Volume 21, Number 8—August 2015
Differentiation of Acute Q Fever from Other Infections in Patients Presenting to Hospitals, the Netherlands1
|Patient no.||Age, y/sex||Hospitalized||Indication at presentation for prophylactic treatment||Prophylactic treatment and duration, mo||Chronic Q fever||Died|
|1||42/M||Yes||Valvular dysfunction (AS)||D + H, 12||No||No|
|2||49/M||Yes||Cardiac bioprosthesis and vascular prosthesis||D + H, 12||No||No|
|3||51/M||Yes||Cardiac bioprosthesis and TOF||D 12 + H 4 (added after 8)||No||No|
|4||54/M||Yes||Aneurysm common iliac artery||D + H, 9||No||No|
|5||43/M||Yes||Valvular dysfunction (TI) and TGV||D + H, 7||No||No|
|6||78/F||Yes||Cardiac bioprosthesis||D + H, 1, switched to Mox, 3||No||Yes†|
|7||26/M||No||Vascular prosthesis||D + H, 2.5||No||No|
|8||81/F||Yes||Valvular dysfunction (MI)||D + H, 12||No||Yes‡|
|9||65/M||Yes||Valvular dysfunction (MI)||No||No||No|
|10||80/M||Yes||Valvular dysfunction (MI)||No||No||No|
|11||78/F||No||Valvular dysfunction (MI)||No||No||No|
|13||75/F||Yes||New cardiac murmur||No||Yes||No|
|14||75/M||No||New cardiac murmur||No||Yes||No|
|15||57/F||No||Valvular dysfunction (AS)||No||Unknown¶||No|
|16||58/M||Yes||Valvular dysfunction (MI)||No||Unknown¶||No|
*AS, aortic valve sclerosis; D, doxycycline 100 mg 2×/d; H, hydroxychloroquine 200 mg 3×/d; TOF, tetralogy of Fallot; TI, tricuspid insufficiency; TGV, transposition of the great vessels; Mox, moxifloxacine 400 mg 1×/d; MI, mitral insufficiency; CFA, complement fixation assay; IFA, immunofluorescence assay.
†This patient was rehospitalized shortly after the acute Q fever episode and died because of a reason unrelated to Q fever. The last available serologic follow-up showed no signs of chronic Q fever (negative PCR result; CFA titer 1:10, IFA IgG phase I negative result; IgG phase II titer 1:256; IgM phase I negative result; and IgM phase II titer 1:64).

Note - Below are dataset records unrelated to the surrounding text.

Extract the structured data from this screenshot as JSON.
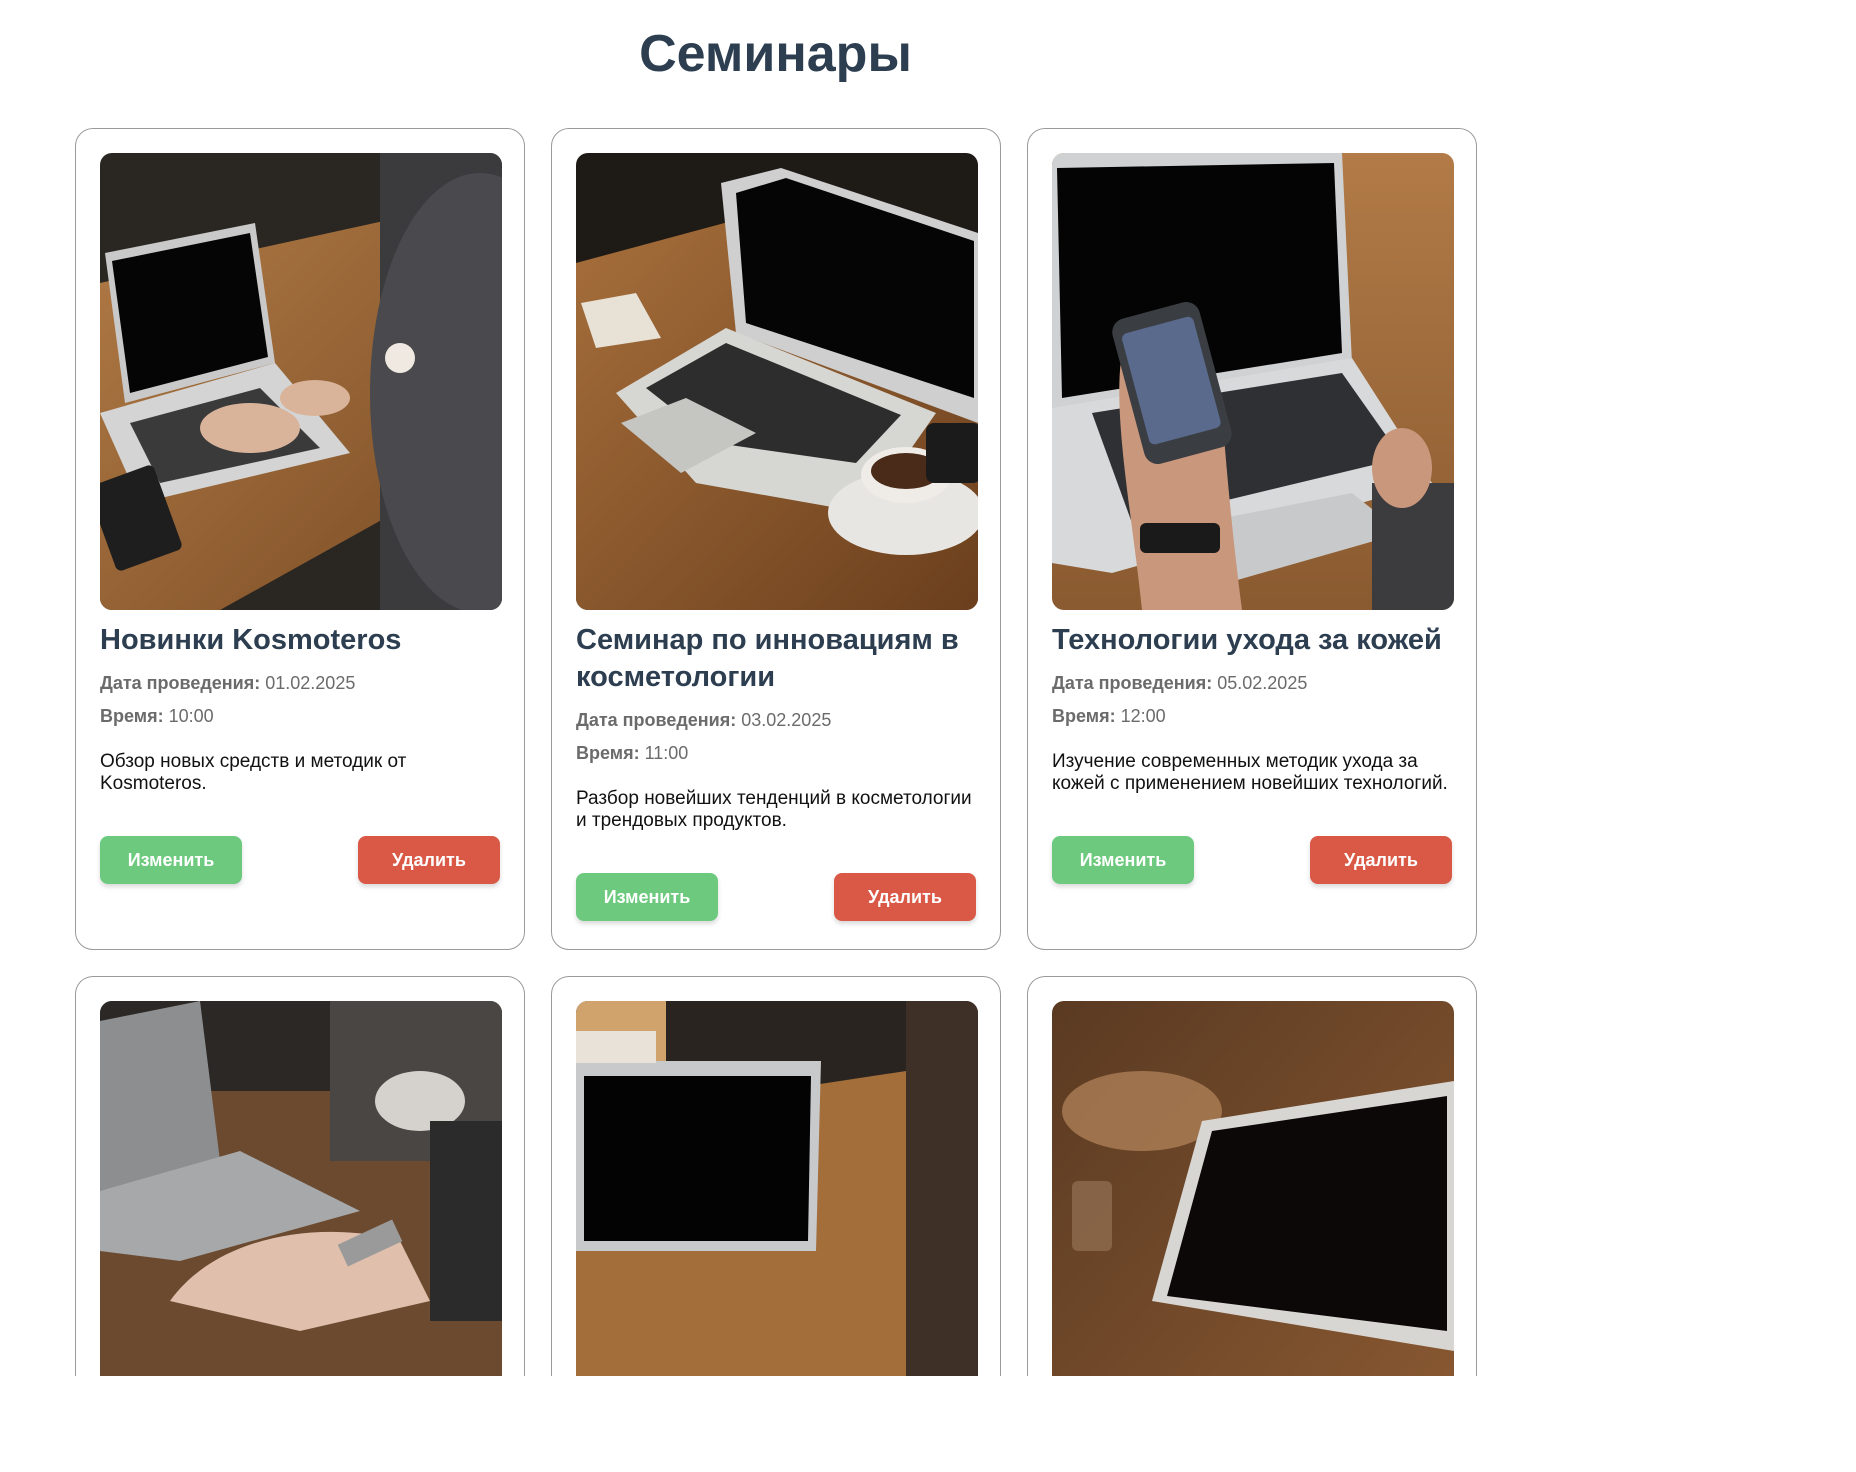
{
  "page": {
    "title": "Семинары"
  },
  "labels": {
    "date": "Дата проведения:",
    "time": "Время:",
    "edit": "Изменить",
    "delete": "Удалить"
  },
  "seminars": [
    {
      "title": "Новинки Kosmoteros",
      "date": "01.02.2025",
      "time": "10:00",
      "description": "Обзор новых средств и методик от Kosmoteros."
    },
    {
      "title": "Семинар по инновациям в косметологии",
      "date": "03.02.2025",
      "time": "11:00",
      "description": "Разбор новейших тенденций в косметологии и трендовых продуктов."
    },
    {
      "title": "Технологии ухода за кожей",
      "date": "05.02.2025",
      "time": "12:00",
      "description": "Изучение современных методик ухода за кожей с применением новейших технологий."
    }
  ],
  "colors": {
    "heading": "#2c3e50",
    "edit_button": "#6cc97d",
    "delete_button": "#d95846"
  }
}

‡This patient eventually died because of a reason unrelated to Q fever. The last available serologic follow-up 1 year after the acute Q fever episode showed no signs of chronic Q fever (negative PCR result; CFA titer 1:10; IFA IgG phase I titer 1:64; IgG phase II titer 1:512; IgM phase I titer 1:16, and IgM phase II titer 1:16).

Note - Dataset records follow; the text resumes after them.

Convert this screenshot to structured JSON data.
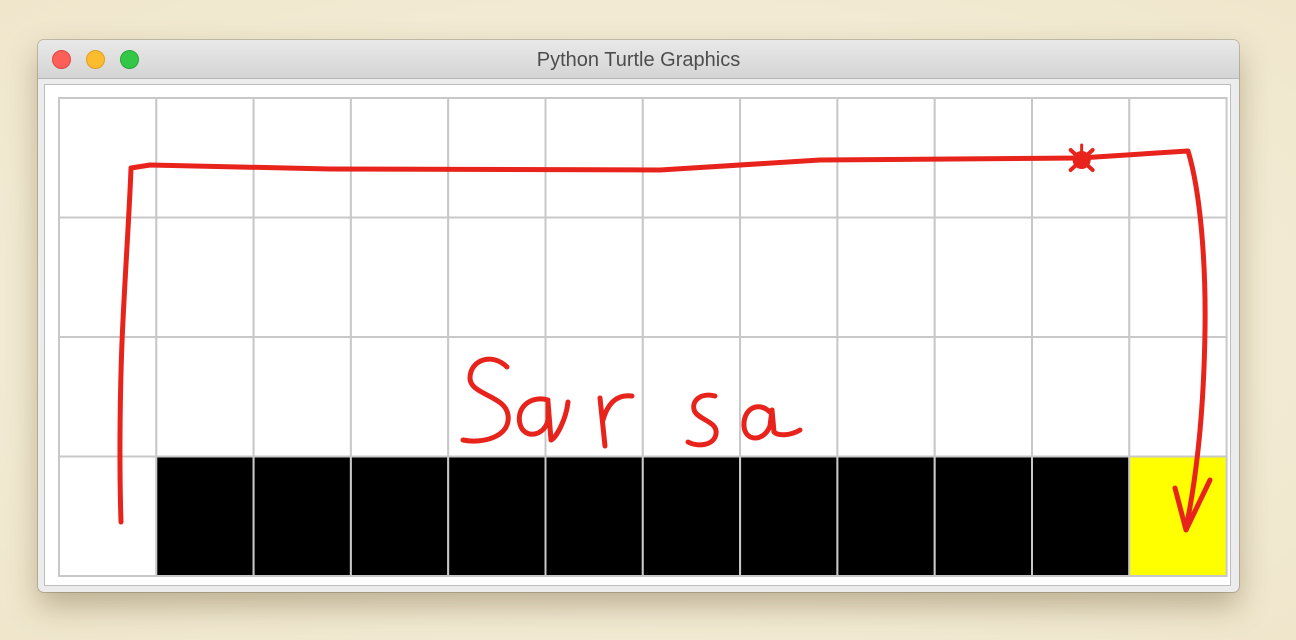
{
  "window": {
    "title": "Python Turtle Graphics",
    "buttons": {
      "close": "close",
      "minimize": "minimize",
      "zoom": "zoom"
    }
  },
  "grid": {
    "rows": 4,
    "cols": 12,
    "cell_states": [
      [
        "empty",
        "empty",
        "empty",
        "empty",
        "empty",
        "empty",
        "empty",
        "empty",
        "empty",
        "empty",
        "empty",
        "empty"
      ],
      [
        "empty",
        "empty",
        "empty",
        "empty",
        "empty",
        "empty",
        "empty",
        "empty",
        "empty",
        "empty",
        "empty",
        "empty"
      ],
      [
        "empty",
        "empty",
        "empty",
        "empty",
        "empty",
        "empty",
        "empty",
        "empty",
        "empty",
        "empty",
        "empty",
        "empty"
      ],
      [
        "empty",
        "cliff",
        "cliff",
        "cliff",
        "cliff",
        "cliff",
        "cliff",
        "cliff",
        "cliff",
        "cliff",
        "cliff",
        "goal"
      ]
    ],
    "colors": {
      "empty": "#ffffff",
      "cliff": "#000000",
      "goal": "#ffff00",
      "grid_line": "#c8c8c8"
    }
  },
  "annotation": {
    "handwritten_label": "Sarsa",
    "ink_color": "#e8231b",
    "path_description": "start bottom-left, up to top row, right along top, down to goal"
  },
  "turtle": {
    "icon": "turtle-icon",
    "color": "#e8231b",
    "row": 0,
    "col": 10
  }
}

§This patient was hospitalized and admitted to the intensive care unit for 5 d. She was treated with several antimicrobial drugs (penicillin, ciprofloxacin, cefuroxim, metronidazol, ceftazidim, and teicoplanin) before given a diagnosis of an infected vascular prosthesis caused by chronic Q fever. Although doxycycline and hydroxychloroquine were given after the diagnosis was made, this patient eventually died from consequences of an infected vascular prosthesis caused by chronic Q fever.
¶No follow-up with reference to Q fever was performed for this patient.
1Preliminary results from this study were presented as a poster (P1851) at the 22th annual European Congress of Clinical Microbiology and Infectious Diseases, March 31–April 3, 2012, London, UK.